Brooklyn: 30 October 1856

[from] An Oneida Journal.

  Saturday, Oct.. 25.—The weather being comfortable, a general bee for husking corn was announced at the dinner table for the afternoon. Our indoor work, such as trap and satchel making, has been in especial demand lately—orders not filled on our hands—nevertheless it was thought that the immediate claims of our harvesting superseded the claims of our patrons abroad. Furthermore, the enthusiasm awakened by breathing the fresh air, and the social interchange of thought and spirit on such occasions are never considered a loss, but a substantial gain on the whole; and so all hands turned out. Numerous 'heaps' of bright yellow corn, scattered here and there on the grass was the result.——Commenced reading Madam Pfeifer's second voyage around the world, the reading of 'Dred' being finished last night. The dramatic ending of Dred is much less tragical than that of Uncle Tom's Cabin, and on that account much more agreeable.
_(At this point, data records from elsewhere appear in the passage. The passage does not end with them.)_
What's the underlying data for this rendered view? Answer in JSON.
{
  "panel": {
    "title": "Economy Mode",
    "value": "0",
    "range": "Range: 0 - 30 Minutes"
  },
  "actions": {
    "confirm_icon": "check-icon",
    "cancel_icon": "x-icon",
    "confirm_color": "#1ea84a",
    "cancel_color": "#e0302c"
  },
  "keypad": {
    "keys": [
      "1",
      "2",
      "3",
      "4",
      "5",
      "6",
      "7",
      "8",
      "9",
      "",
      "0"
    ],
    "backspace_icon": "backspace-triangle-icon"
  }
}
The meeting was devoted to the reading of and commenting upon the 3d chapter of Colossians—particularly the 15th verse—and to the free expression of hearts generally, much to the edification and profit of all.